[Start of Attachment]
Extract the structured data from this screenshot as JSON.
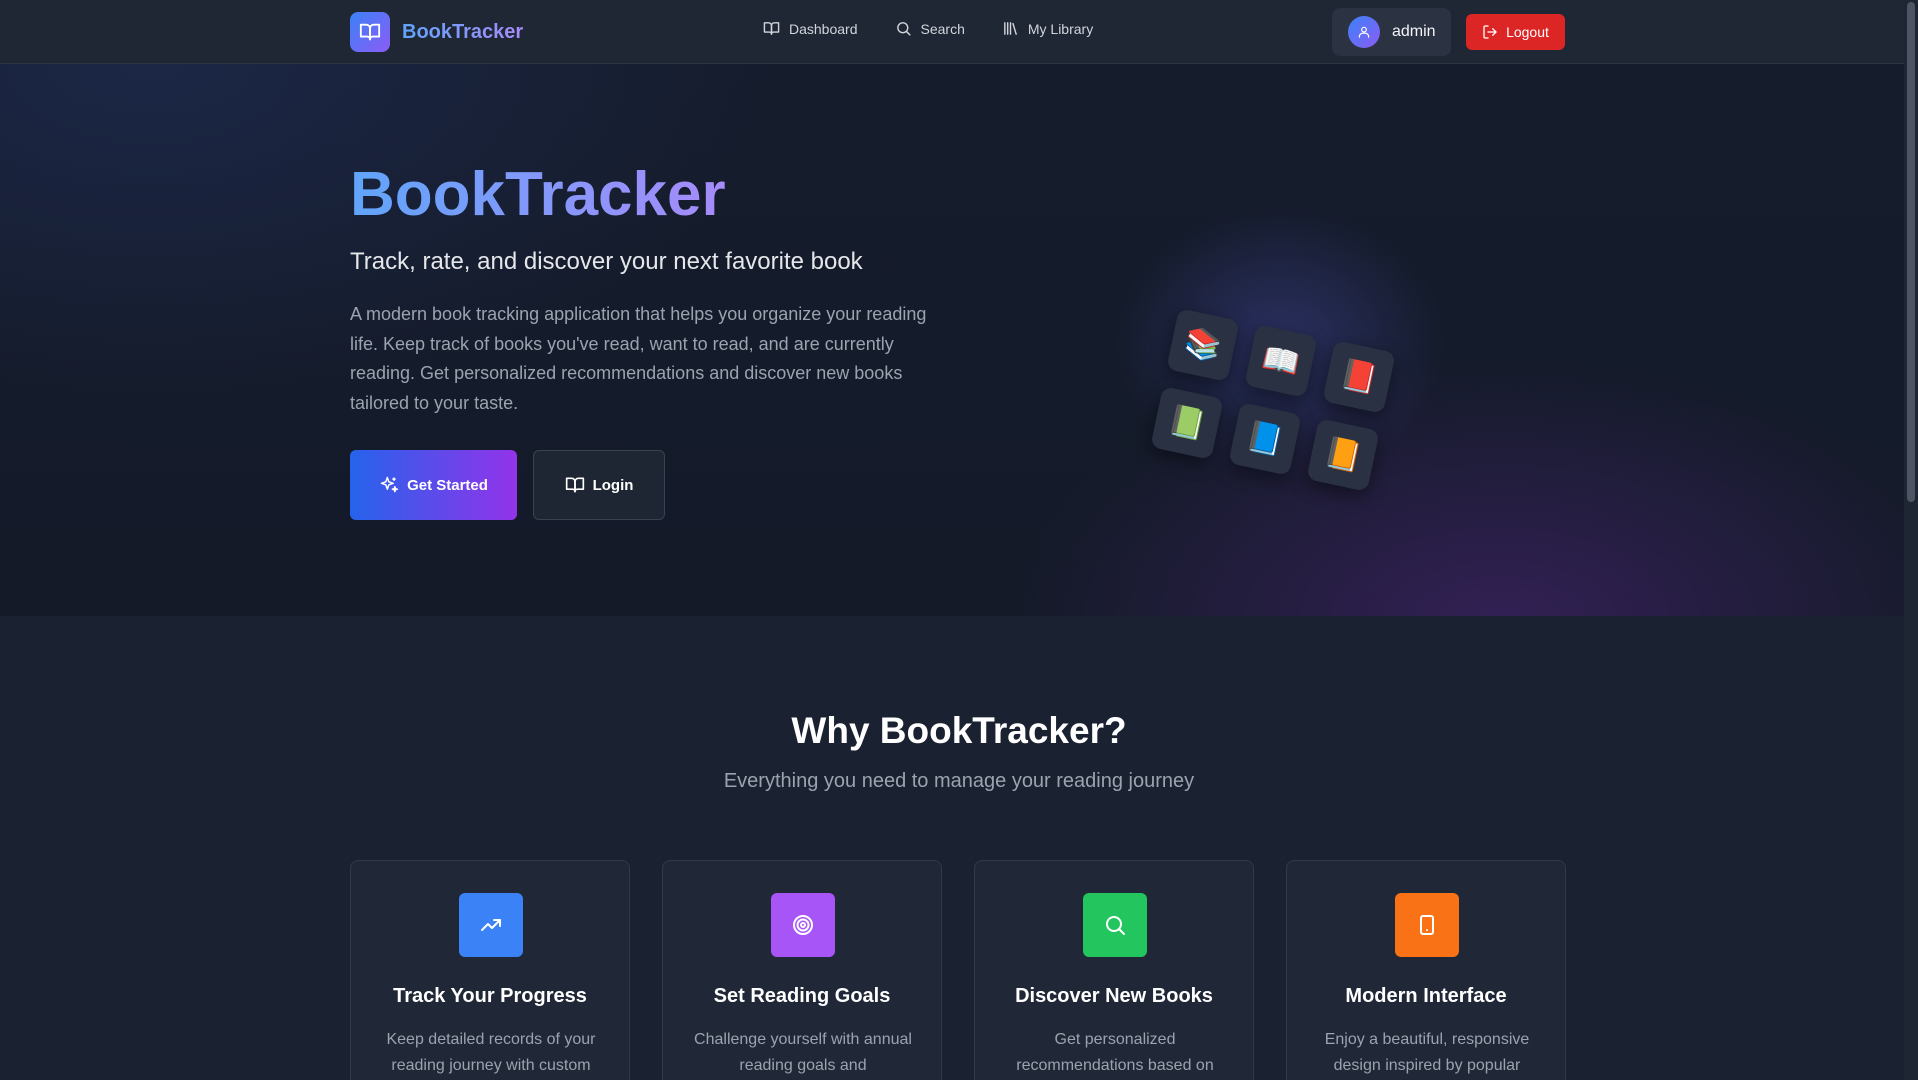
{
  "header": {
    "brand_name": "BookTracker",
    "nav": [
      {
        "label": "Dashboard",
        "icon": "book-open-icon"
      },
      {
        "label": "Search",
        "icon": "search-icon"
      },
      {
        "label": "My Library",
        "icon": "library-icon"
      }
    ],
    "user": {
      "name": "admin",
      "icon": "user-icon"
    },
    "logout_label": "Logout"
  },
  "hero": {
    "title": "BookTracker",
    "subtitle": "Track, rate, and discover your next favorite book",
    "description": "A modern book tracking application that helps you organize your reading life. Keep track of books you've read, want to read, and are currently reading. Get personalized recommendations and discover new books tailored to your taste.",
    "primary_button": "Get Started",
    "secondary_button": "Login",
    "illustration_emoji": [
      "📚",
      "📖",
      "📕",
      "📗",
      "📘",
      "📙"
    ]
  },
  "features": {
    "title": "Why BookTracker?",
    "subtitle": "Everything you need to manage your reading journey",
    "cards": [
      {
        "title": "Track Your Progress",
        "description": "Keep detailed records of your reading journey with custom",
        "icon": "trending-up-icon",
        "color": "#3b82f6"
      },
      {
        "title": "Set Reading Goals",
        "description": "Challenge yourself with annual reading goals and",
        "icon": "target-icon",
        "color": "#a855f7"
      },
      {
        "title": "Discover New Books",
        "description": "Get personalized recommendations based on",
        "icon": "search-icon",
        "color": "#22c55e"
      },
      {
        "title": "Modern Interface",
        "description": "Enjoy a beautiful, responsive design inspired by popular",
        "icon": "tablet-icon",
        "color": "#f97316"
      }
    ]
  },
  "colors": {
    "accent_blue": "#3b82f6",
    "accent_purple": "#8b5cf6",
    "logout_red": "#dc2626",
    "background": "#1a2130"
  }
}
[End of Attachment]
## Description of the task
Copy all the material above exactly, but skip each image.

## Final answer
Extract the structured data from this screenshot as JSON.
{
  "header": {
    "brand_name": "BookTracker",
    "nav": [
      {
        "label": "Dashboard",
        "icon": "book-open-icon"
      },
      {
        "label": "Search",
        "icon": "search-icon"
      },
      {
        "label": "My Library",
        "icon": "library-icon"
      }
    ],
    "user": {
      "name": "admin",
      "icon": "user-icon"
    },
    "logout_label": "Logout"
  },
  "hero": {
    "title": "BookTracker",
    "subtitle": "Track, rate, and discover your next favorite book",
    "description": "A modern book tracking application that helps you organize your reading life. Keep track of books you've read, want to read, and are currently reading. Get personalized recommendations and discover new books tailored to your taste.",
    "primary_button": "Get Started",
    "secondary_button": "Login",
    "illustration_emoji": [
      "📚",
      "📖",
      "📕",
      "📗",
      "📘",
      "📙"
    ]
  },
  "features": {
    "title": "Why BookTracker?",
    "subtitle": "Everything you need to manage your reading journey",
    "cards": [
      {
        "title": "Track Your Progress",
        "description": "Keep detailed records of your reading journey with custom",
        "icon": "trending-up-icon",
        "color": "#3b82f6"
      },
      {
        "title": "Set Reading Goals",
        "description": "Challenge yourself with annual reading goals and",
        "icon": "target-icon",
        "color": "#a855f7"
      },
      {
        "title": "Discover New Books",
        "description": "Get personalized recommendations based on",
        "icon": "search-icon",
        "color": "#22c55e"
      },
      {
        "title": "Modern Interface",
        "description": "Enjoy a beautiful, responsive design inspired by popular",
        "icon": "tablet-icon",
        "color": "#f97316"
      }
    ]
  },
  "colors": {
    "accent_blue": "#3b82f6",
    "accent_purple": "#8b5cf6",
    "logout_red": "#dc2626",
    "background": "#1a2130"
  }
}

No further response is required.